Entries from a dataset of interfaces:
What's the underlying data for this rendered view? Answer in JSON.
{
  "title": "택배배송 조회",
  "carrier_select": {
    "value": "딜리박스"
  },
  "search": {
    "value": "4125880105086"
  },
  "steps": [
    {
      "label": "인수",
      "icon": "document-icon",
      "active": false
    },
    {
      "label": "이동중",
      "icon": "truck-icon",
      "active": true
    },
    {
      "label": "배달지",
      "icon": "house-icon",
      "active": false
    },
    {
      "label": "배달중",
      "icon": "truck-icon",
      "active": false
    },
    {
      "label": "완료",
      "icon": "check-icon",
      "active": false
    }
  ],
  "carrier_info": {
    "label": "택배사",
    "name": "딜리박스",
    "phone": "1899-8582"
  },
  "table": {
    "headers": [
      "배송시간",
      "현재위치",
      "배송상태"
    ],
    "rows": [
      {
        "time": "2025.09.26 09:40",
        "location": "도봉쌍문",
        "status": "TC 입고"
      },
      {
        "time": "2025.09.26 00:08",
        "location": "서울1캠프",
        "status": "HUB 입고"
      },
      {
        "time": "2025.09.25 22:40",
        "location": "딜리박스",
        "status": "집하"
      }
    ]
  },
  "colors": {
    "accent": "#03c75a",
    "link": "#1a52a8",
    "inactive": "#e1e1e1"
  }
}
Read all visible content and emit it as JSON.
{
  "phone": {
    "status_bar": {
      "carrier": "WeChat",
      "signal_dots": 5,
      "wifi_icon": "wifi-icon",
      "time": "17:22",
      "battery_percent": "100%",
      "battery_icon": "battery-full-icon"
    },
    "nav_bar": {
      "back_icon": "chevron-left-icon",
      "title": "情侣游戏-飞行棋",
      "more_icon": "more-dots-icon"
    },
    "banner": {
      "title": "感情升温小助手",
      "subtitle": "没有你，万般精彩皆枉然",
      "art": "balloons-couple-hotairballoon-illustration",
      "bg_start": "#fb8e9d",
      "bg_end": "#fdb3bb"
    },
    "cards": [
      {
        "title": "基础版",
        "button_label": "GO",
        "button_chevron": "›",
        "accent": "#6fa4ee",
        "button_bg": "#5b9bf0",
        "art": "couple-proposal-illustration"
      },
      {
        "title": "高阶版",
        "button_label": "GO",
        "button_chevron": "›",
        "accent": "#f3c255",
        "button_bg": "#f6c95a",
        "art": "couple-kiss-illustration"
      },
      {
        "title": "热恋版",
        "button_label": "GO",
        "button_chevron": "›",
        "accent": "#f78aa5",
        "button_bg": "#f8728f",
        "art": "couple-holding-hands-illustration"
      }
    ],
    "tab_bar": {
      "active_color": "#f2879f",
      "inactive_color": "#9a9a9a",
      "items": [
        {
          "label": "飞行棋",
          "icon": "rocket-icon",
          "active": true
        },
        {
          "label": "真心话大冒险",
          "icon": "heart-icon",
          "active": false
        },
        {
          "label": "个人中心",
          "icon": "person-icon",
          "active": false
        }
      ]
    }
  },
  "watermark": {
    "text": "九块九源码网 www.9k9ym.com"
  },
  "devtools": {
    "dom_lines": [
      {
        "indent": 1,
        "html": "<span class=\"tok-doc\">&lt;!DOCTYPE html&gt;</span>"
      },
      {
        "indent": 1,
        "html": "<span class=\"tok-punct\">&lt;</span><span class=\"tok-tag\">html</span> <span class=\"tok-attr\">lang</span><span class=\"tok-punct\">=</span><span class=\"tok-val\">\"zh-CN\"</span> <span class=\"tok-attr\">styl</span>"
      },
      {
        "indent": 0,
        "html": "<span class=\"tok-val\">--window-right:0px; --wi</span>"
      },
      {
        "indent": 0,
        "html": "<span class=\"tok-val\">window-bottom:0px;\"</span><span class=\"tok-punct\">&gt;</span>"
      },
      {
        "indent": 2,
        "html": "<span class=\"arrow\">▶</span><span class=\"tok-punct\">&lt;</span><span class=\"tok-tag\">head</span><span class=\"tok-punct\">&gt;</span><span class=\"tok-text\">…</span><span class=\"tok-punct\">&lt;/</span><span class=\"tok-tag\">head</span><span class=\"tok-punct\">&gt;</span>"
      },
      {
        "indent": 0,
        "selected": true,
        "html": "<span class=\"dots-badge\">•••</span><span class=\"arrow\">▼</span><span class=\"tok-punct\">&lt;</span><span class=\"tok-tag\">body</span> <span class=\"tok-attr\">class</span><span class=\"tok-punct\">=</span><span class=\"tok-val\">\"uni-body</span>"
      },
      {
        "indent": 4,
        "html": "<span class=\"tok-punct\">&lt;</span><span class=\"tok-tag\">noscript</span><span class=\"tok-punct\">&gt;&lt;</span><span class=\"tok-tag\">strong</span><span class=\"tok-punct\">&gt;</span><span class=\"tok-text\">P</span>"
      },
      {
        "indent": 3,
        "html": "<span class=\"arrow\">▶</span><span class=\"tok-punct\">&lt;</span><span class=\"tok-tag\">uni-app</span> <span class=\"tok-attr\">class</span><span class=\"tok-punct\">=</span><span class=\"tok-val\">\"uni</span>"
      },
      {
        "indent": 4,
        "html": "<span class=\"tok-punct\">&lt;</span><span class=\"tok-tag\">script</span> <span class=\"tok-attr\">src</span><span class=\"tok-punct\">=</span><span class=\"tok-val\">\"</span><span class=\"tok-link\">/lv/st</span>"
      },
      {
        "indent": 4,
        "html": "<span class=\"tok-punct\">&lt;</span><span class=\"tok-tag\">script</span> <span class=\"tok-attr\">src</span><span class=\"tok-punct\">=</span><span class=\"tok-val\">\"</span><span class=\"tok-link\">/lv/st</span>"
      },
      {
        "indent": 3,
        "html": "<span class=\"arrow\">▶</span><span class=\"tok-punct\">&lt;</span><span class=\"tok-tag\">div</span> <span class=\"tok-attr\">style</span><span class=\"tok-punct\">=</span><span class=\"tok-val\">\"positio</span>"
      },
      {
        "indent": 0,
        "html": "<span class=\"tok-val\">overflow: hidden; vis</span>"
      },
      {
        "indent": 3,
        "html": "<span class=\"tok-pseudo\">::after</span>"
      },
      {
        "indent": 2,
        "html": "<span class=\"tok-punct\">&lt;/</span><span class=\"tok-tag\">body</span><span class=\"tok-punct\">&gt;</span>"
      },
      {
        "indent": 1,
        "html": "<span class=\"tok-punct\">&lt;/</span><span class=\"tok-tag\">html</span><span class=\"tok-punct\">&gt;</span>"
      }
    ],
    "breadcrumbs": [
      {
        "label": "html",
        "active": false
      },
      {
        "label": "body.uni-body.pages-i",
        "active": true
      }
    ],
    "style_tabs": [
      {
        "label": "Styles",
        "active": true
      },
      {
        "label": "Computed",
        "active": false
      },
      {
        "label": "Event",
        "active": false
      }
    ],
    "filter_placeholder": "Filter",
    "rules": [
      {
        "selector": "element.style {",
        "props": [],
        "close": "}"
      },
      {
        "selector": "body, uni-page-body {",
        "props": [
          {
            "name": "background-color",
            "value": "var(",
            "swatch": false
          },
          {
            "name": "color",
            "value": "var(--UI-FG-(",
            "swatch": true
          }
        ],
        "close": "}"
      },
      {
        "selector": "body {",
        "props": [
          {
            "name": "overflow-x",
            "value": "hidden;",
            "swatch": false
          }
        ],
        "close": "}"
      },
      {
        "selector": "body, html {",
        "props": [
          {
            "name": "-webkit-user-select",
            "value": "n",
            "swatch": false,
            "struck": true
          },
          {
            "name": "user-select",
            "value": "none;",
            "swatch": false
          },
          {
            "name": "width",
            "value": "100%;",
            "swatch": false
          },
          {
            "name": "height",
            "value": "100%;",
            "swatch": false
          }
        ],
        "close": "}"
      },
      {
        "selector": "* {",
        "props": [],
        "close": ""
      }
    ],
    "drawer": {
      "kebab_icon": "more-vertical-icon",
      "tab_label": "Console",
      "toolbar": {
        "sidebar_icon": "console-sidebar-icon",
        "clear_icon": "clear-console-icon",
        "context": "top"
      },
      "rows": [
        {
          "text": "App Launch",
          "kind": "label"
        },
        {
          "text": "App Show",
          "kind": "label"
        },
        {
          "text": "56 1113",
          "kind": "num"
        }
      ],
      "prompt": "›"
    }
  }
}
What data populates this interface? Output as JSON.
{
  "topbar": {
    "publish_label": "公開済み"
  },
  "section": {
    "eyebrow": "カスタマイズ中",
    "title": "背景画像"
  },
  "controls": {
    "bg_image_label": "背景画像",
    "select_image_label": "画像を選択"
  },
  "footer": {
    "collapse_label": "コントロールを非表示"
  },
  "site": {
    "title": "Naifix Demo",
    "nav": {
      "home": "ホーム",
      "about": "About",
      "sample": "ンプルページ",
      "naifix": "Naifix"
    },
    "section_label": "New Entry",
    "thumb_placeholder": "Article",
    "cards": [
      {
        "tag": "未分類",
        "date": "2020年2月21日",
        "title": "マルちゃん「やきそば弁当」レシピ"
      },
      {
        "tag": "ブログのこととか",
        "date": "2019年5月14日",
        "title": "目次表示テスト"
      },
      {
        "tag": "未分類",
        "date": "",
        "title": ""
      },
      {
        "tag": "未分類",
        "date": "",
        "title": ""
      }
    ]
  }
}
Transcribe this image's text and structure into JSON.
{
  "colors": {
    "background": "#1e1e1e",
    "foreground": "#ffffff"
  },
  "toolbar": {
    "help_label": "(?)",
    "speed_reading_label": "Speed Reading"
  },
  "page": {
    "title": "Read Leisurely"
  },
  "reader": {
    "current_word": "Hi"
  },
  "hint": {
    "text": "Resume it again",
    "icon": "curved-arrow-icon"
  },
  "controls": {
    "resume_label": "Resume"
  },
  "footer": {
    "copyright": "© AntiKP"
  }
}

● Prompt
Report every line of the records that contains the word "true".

● Finished task
      "active": true
          "active": true
        "selected": true,
        "active": true
        "active": true
            "swatch": true
            "struck": true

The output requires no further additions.